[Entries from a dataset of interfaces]
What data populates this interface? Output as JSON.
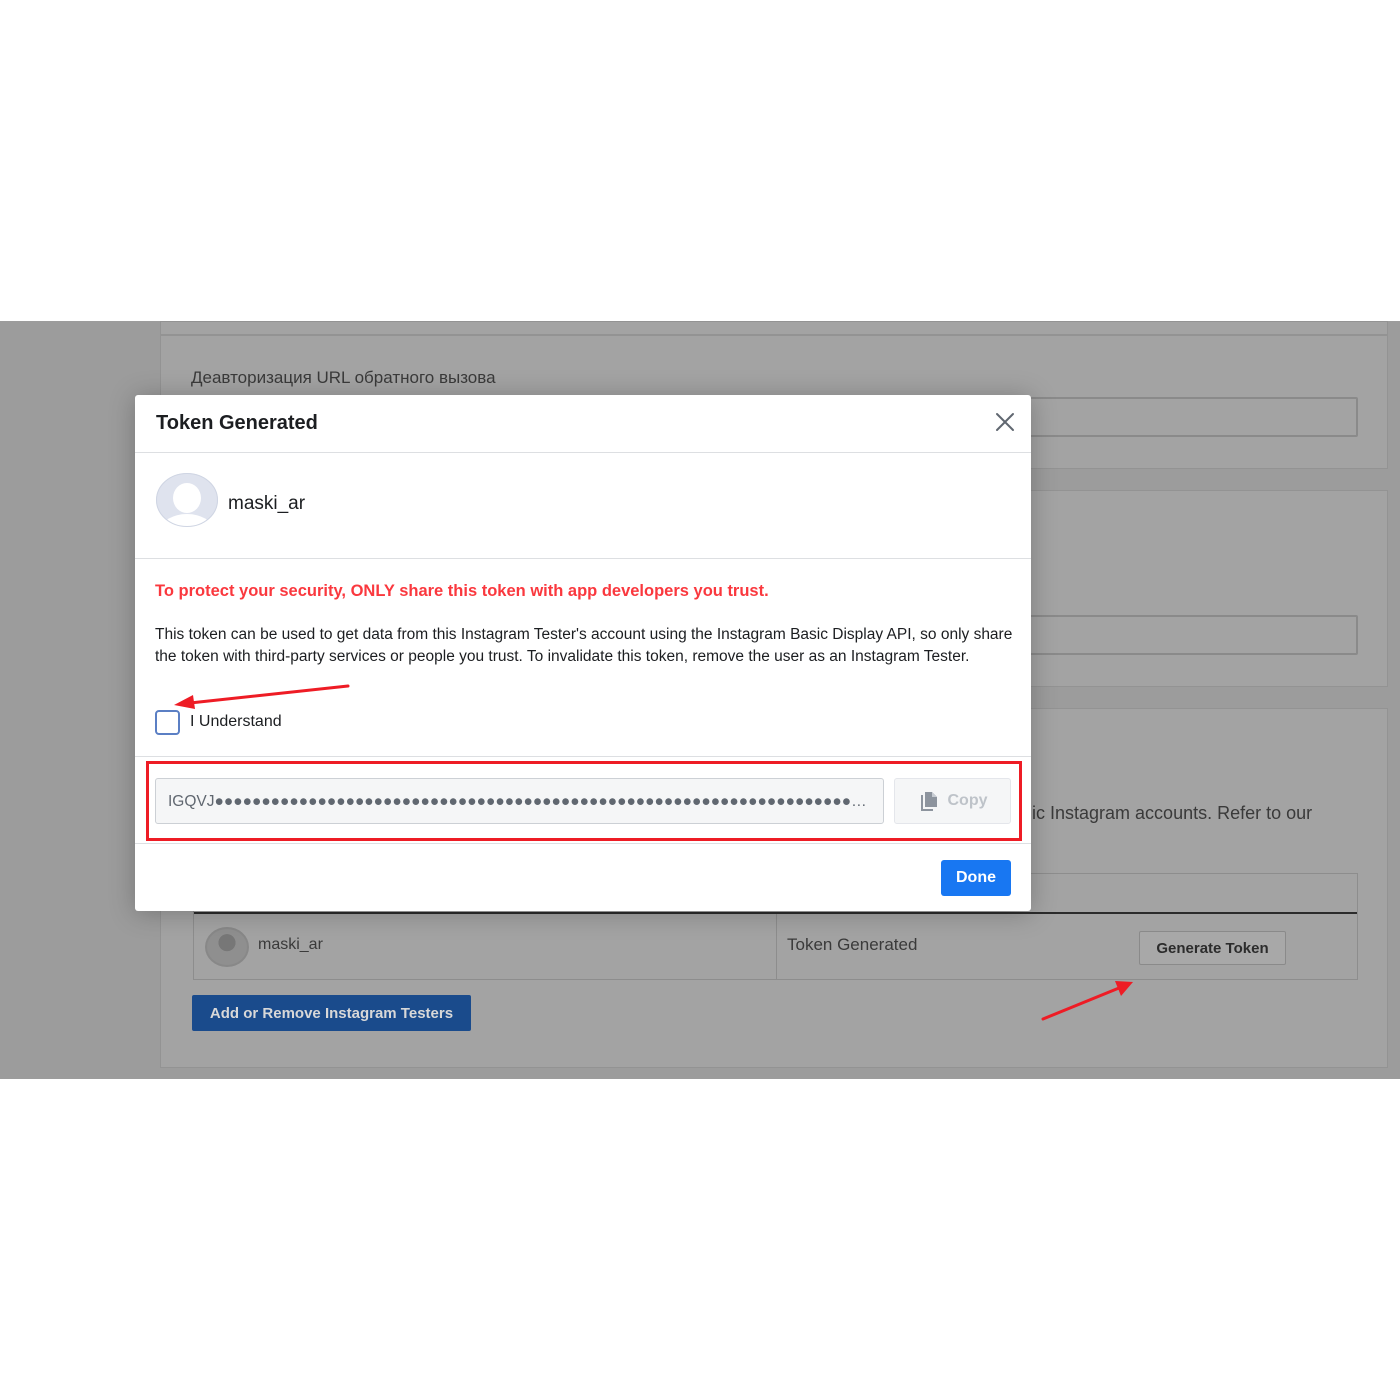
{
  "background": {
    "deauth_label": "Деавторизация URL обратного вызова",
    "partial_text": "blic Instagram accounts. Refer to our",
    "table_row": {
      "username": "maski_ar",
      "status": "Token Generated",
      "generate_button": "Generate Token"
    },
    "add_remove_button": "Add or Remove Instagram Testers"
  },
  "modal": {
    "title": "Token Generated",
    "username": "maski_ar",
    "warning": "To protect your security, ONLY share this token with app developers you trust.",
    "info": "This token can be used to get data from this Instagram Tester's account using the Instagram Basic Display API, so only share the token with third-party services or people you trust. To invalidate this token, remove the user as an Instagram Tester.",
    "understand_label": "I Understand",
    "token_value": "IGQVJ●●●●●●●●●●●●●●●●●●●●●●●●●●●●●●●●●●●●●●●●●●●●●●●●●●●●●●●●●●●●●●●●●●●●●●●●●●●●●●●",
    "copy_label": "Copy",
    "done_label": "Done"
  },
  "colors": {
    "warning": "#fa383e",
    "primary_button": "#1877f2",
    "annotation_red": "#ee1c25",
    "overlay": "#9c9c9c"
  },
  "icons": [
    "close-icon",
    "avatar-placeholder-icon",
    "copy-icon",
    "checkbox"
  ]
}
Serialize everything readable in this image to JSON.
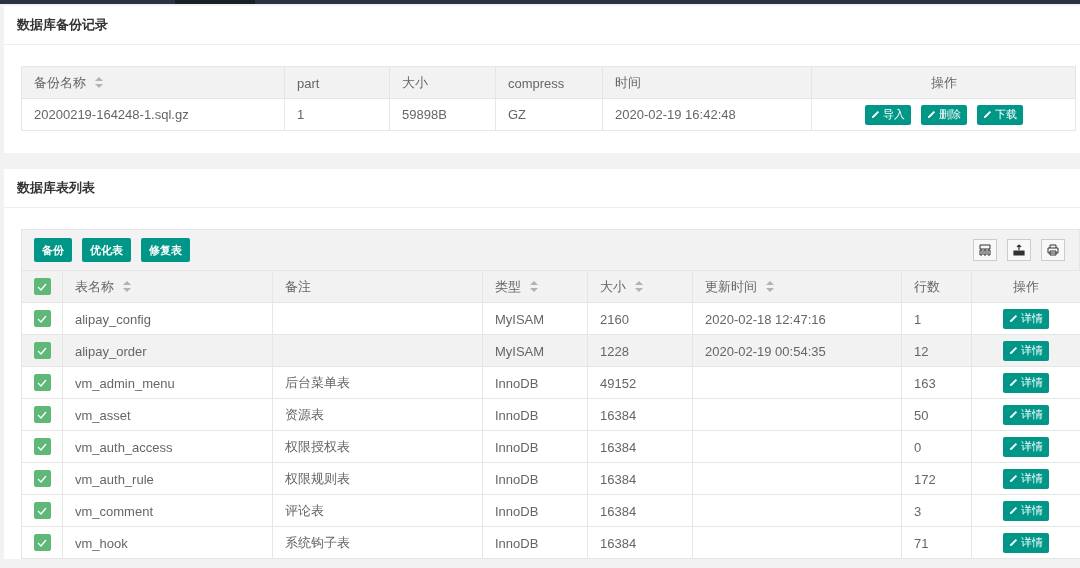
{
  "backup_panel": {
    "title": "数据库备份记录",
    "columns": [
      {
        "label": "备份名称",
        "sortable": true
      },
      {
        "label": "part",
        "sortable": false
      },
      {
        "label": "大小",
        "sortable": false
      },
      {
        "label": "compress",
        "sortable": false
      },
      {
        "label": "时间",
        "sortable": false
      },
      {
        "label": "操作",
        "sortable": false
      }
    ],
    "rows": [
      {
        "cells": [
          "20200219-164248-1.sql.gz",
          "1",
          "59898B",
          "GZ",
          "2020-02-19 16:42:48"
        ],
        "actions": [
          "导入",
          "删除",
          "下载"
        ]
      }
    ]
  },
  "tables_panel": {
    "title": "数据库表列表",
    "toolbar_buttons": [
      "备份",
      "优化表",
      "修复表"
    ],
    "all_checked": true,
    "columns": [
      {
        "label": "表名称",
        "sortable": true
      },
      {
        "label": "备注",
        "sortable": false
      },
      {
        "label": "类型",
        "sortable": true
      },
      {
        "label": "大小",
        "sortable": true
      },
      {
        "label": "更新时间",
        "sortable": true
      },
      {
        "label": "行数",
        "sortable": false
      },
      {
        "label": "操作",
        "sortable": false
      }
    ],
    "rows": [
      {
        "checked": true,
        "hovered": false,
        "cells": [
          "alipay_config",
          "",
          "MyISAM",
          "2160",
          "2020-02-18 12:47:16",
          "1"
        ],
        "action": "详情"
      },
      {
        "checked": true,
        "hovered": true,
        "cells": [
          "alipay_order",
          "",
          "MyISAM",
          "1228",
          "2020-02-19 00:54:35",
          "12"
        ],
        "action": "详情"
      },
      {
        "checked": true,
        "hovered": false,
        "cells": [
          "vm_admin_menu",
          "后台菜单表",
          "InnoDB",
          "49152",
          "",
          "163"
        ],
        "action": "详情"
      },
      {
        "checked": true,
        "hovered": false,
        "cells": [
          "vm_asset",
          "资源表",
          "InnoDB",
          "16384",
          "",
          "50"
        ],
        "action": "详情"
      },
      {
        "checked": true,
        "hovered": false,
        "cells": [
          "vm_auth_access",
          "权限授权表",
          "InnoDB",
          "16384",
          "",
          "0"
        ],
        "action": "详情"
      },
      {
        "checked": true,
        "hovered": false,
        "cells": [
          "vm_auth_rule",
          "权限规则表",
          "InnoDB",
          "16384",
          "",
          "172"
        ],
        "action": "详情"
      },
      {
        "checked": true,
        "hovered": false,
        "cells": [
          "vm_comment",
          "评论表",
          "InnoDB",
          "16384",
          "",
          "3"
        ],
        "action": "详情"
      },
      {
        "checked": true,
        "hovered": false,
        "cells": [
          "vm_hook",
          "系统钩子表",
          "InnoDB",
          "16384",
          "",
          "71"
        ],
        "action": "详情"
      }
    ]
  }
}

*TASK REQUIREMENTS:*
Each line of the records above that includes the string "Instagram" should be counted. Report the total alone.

*YOUR SOLUTION:*
3